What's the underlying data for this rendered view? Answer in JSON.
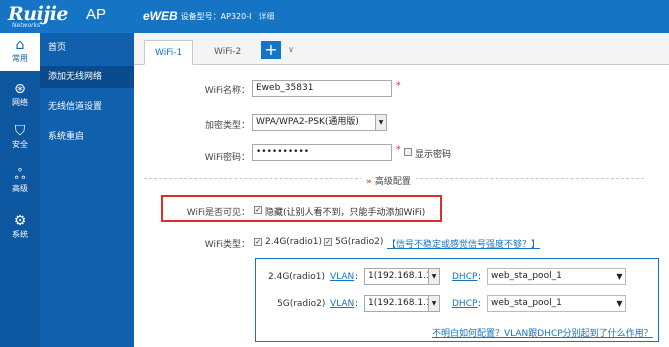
{
  "header": {
    "brand": "Ruijie",
    "brand_sub": "Networks",
    "product": "AP",
    "eweb_logo": "eWEB",
    "model_text": "设备型号：AP320-I",
    "detail_link": "详细"
  },
  "nav": {
    "icons": [
      {
        "label": "常用",
        "icon": "home-icon"
      },
      {
        "label": "网络",
        "icon": "globe-icon"
      },
      {
        "label": "安全",
        "icon": "shield-icon"
      },
      {
        "label": "高级",
        "icon": "users-icon"
      },
      {
        "label": "系统",
        "icon": "gear-icon"
      }
    ],
    "items": [
      {
        "label": "首页"
      },
      {
        "label": "添加无线网络"
      },
      {
        "label": "无线信道设置"
      },
      {
        "label": "系统重启"
      }
    ]
  },
  "tabs": {
    "items": [
      {
        "label": "WiFi-1"
      },
      {
        "label": "WiFi-2"
      }
    ],
    "add_label": "+",
    "more_label": "∨"
  },
  "form": {
    "ssid_label": "WiFi名称：",
    "ssid_value": "Eweb_35831",
    "required_mark": "*",
    "encryption_label": "加密类型：",
    "encryption_value": "WPA/WPA2-PSK(通用版)",
    "password_label": "WiFi密码：",
    "password_value": "••••••••••",
    "show_password_label": "显示密码",
    "advanced_label": "高级配置",
    "visible_label": "WiFi是否可见：",
    "hidden_label": "隐藏(让别人看不到，只能手动添加WiFi)",
    "type_label": "WiFi类型：",
    "radio1_label": "2.4G(radio1)",
    "radio2_label": "5G(radio2)",
    "signal_link": "【信号不稳定或感觉信号强度不够？】",
    "radios": [
      {
        "name": "2.4G(radio1)",
        "vlan_label": "VLAN",
        "vlan_value": "1(192.168.1.1)",
        "dhcp_label": "DHCP",
        "dhcp_value": "web_sta_pool_1"
      },
      {
        "name": "5G(radio2)",
        "vlan_label": "VLAN",
        "vlan_value": "1(192.168.1.1)",
        "dhcp_label": "DHCP",
        "dhcp_value": "web_sta_pool_1"
      }
    ],
    "help_link": "不明白如何配置？VLAN跟DHCP分别起到了什么作用？"
  },
  "colors": {
    "header_blue": "#1574c4",
    "sidebar_blue": "#1160ae",
    "highlight_red": "#d9302c"
  }
}
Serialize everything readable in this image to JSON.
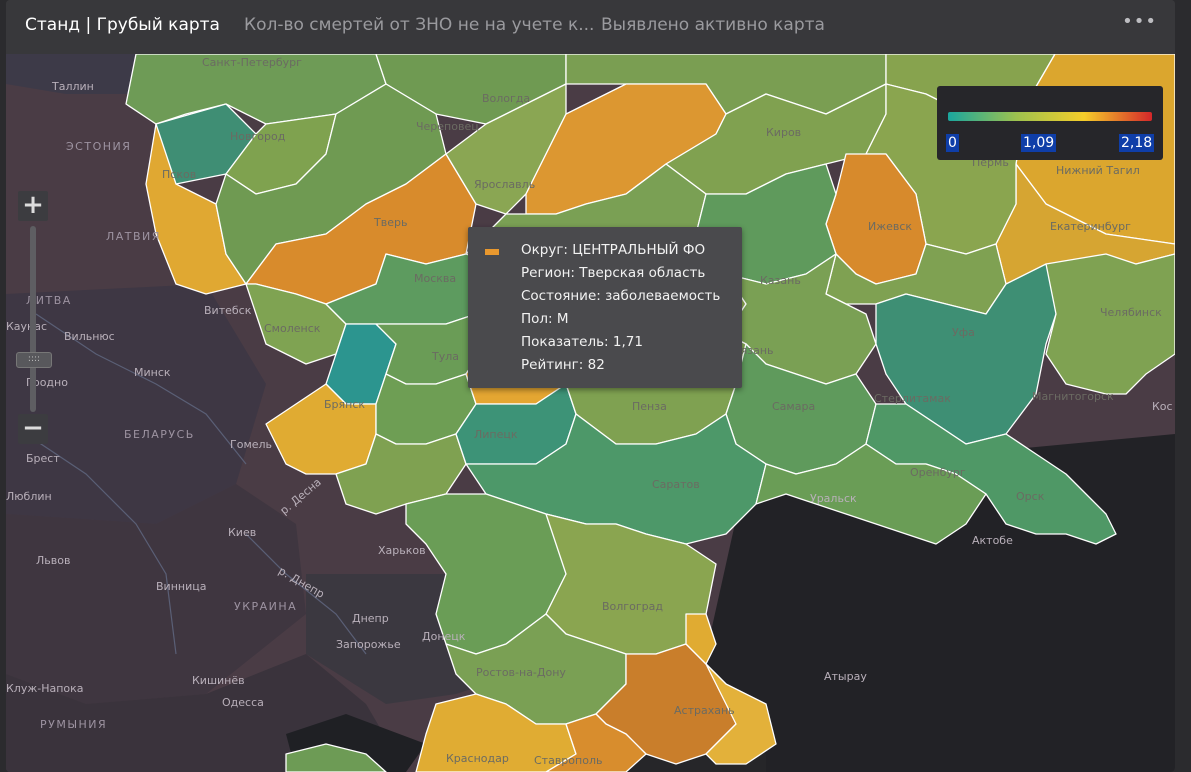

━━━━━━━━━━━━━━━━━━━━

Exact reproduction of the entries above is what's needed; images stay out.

What's the underlying data for this rendered view? Answer in JSON.
{
  "header": {
    "brand": "Ruijie",
    "brand_sub": "Networks",
    "product": "AP",
    "eweb_logo": "eWEB",
    "model_text": "设备型号：AP320-I",
    "detail_link": "详细"
  },
  "nav": {
    "icons": [
      {
        "label": "常用",
        "icon": "home-icon"
      },
      {
        "label": "网络",
        "icon": "globe-icon"
      },
      {
        "label": "安全",
        "icon": "shield-icon"
      },
      {
        "label": "高级",
        "icon": "users-icon"
      },
      {
        "label": "系统",
        "icon": "gear-icon"
      }
    ],
    "items": [
      {
        "label": "首页"
      },
      {
        "label": "添加无线网络"
      },
      {
        "label": "无线信道设置"
      },
      {
        "label": "系统重启"
      }
    ]
  },
  "tabs": {
    "items": [
      {
        "label": "WiFi-1"
      },
      {
        "label": "WiFi-2"
      }
    ],
    "add_label": "+",
    "more_label": "∨"
  },
  "form": {
    "ssid_label": "WiFi名称：",
    "ssid_value": "Eweb_35831",
    "required_mark": "*",
    "encryption_label": "加密类型：",
    "encryption_value": "WPA/WPA2-PSK(通用版)",
    "password_label": "WiFi密码：",
    "password_value": "••••••••••",
    "show_password_label": "显示密码",
    "advanced_label": "高级配置",
    "visible_label": "WiFi是否可见：",
    "hidden_label": "隐藏(让别人看不到，只能手动添加WiFi)",
    "type_label": "WiFi类型：",
    "radio1_label": "2.4G(radio1)",
    "radio2_label": "5G(radio2)",
    "signal_link": "【信号不稳定或感觉信号强度不够？】",
    "radios": [
      {
        "name": "2.4G(radio1)",
        "vlan_label": "VLAN",
        "vlan_value": "1(192.168.1.1)",
        "dhcp_label": "DHCP",
        "dhcp_value": "web_sta_pool_1"
      },
      {
        "name": "5G(radio2)",
        "vlan_label": "VLAN",
        "vlan_value": "1(192.168.1.1)",
        "dhcp_label": "DHCP",
        "dhcp_value": "web_sta_pool_1"
      }
    ],
    "help_link": "不明白如何配置？VLAN跟DHCP分别起到了什么作用？"
  },
  "colors": {
    "header_blue": "#1574c4",
    "sidebar_blue": "#1160ae",
    "highlight_red": "#d9302c"
  }
}
Serialize everything readable in this image to JSON.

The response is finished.